======== Data for the task ========

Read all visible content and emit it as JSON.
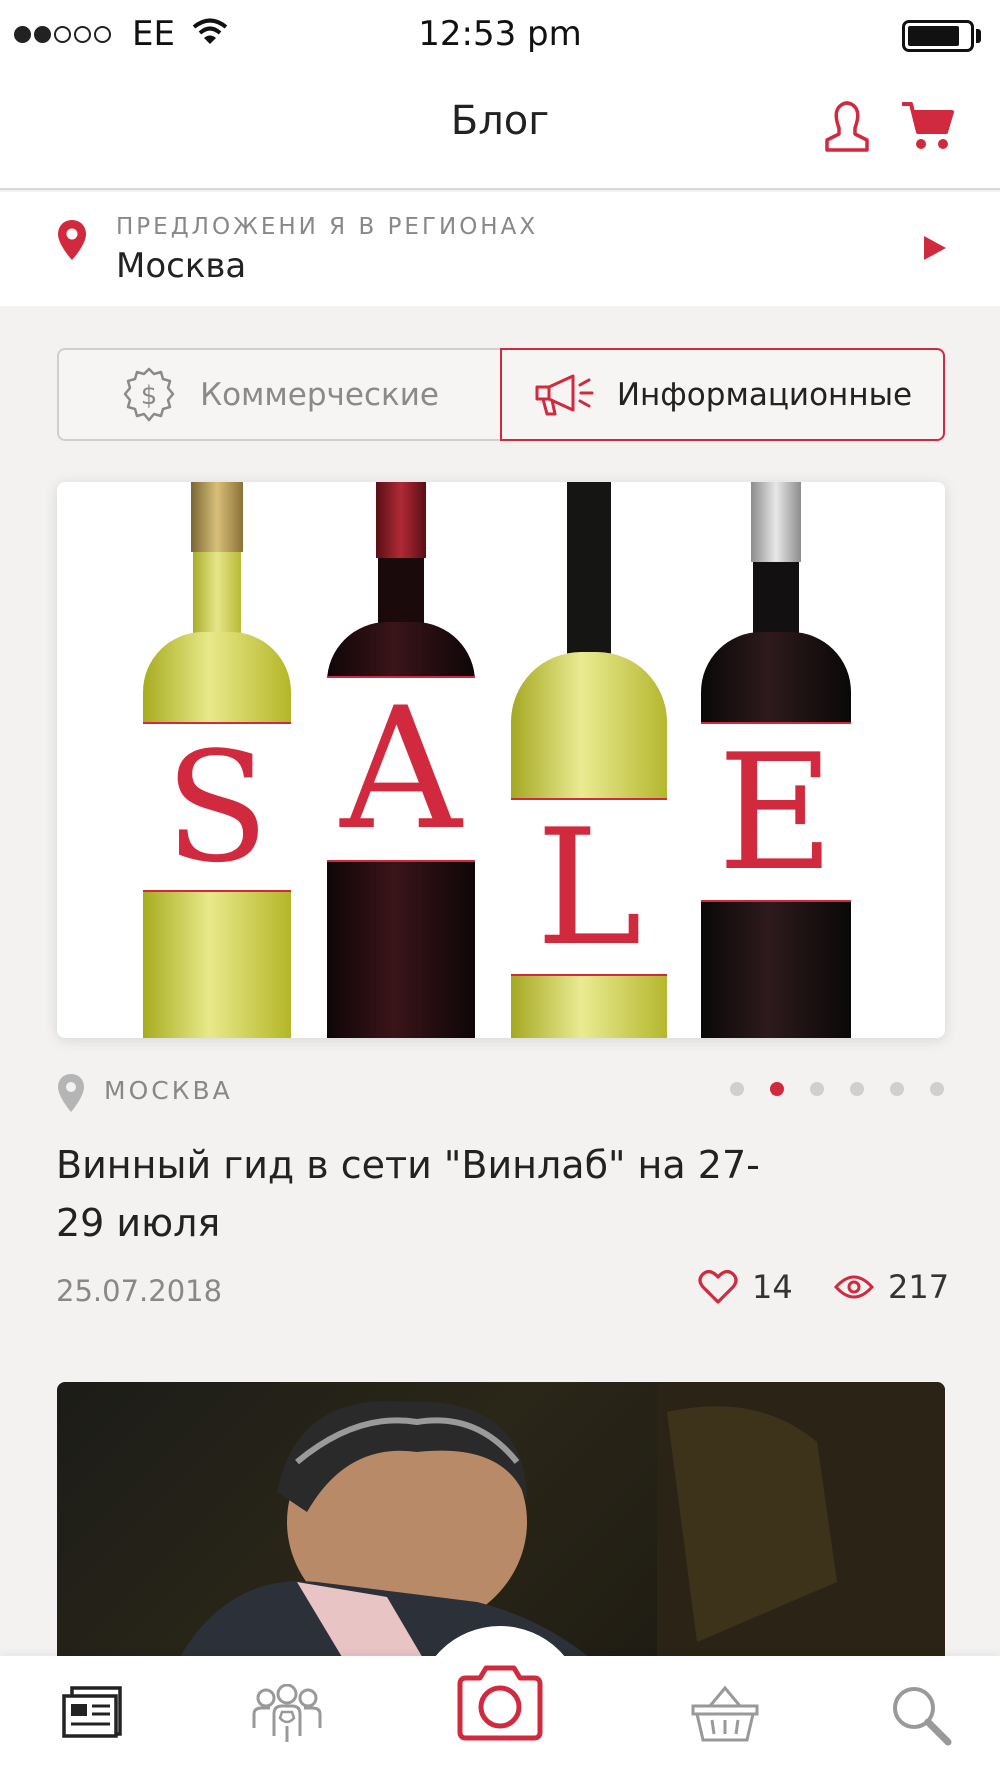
{
  "status_bar": {
    "carrier": "EE",
    "time": "12:53 pm"
  },
  "nav": {
    "title": "Блог"
  },
  "region": {
    "caption": "ПРЕДЛОЖЕНИ Я В РЕГИОНАХ",
    "value": "Москва"
  },
  "segments": [
    {
      "label": "Коммерческие",
      "icon": "dollar-badge-icon",
      "active": false
    },
    {
      "label": "Информационные",
      "icon": "megaphone-icon",
      "active": true
    }
  ],
  "card": {
    "image_letters": [
      "S",
      "A",
      "L",
      "E"
    ],
    "city": "МОСКВА",
    "title": "Винный гид в сети \"Винлаб\" на 27-29 июля",
    "date": "25.07.2018",
    "likes": "14",
    "views": "217",
    "pager_total": 6,
    "pager_active": 2
  },
  "tabs": [
    {
      "icon": "news-icon"
    },
    {
      "icon": "people-icon"
    },
    {
      "icon": "camera-icon"
    },
    {
      "icon": "basket-icon"
    },
    {
      "icon": "search-icon"
    }
  ],
  "colors": {
    "accent": "#d1293d",
    "background": "#f3f2f1",
    "muted": "#888888"
  }
}
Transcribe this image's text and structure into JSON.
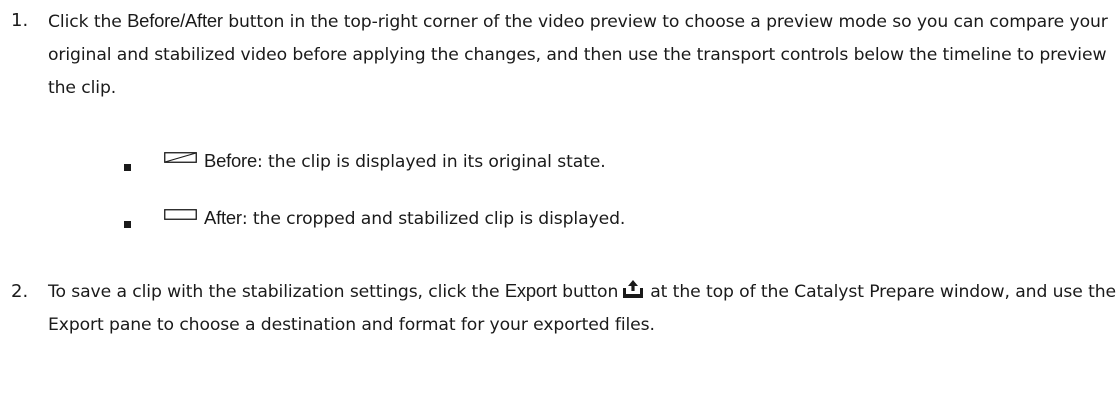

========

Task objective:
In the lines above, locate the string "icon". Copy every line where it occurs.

Problem solution:
      "icon": "dollar-badge-icon",
      "icon": "megaphone-icon",
      "icon": "news-icon"
      "icon": "people-icon"
      "icon": "camera-icon"
      "icon": "basket-icon"
      "icon": "search-icon"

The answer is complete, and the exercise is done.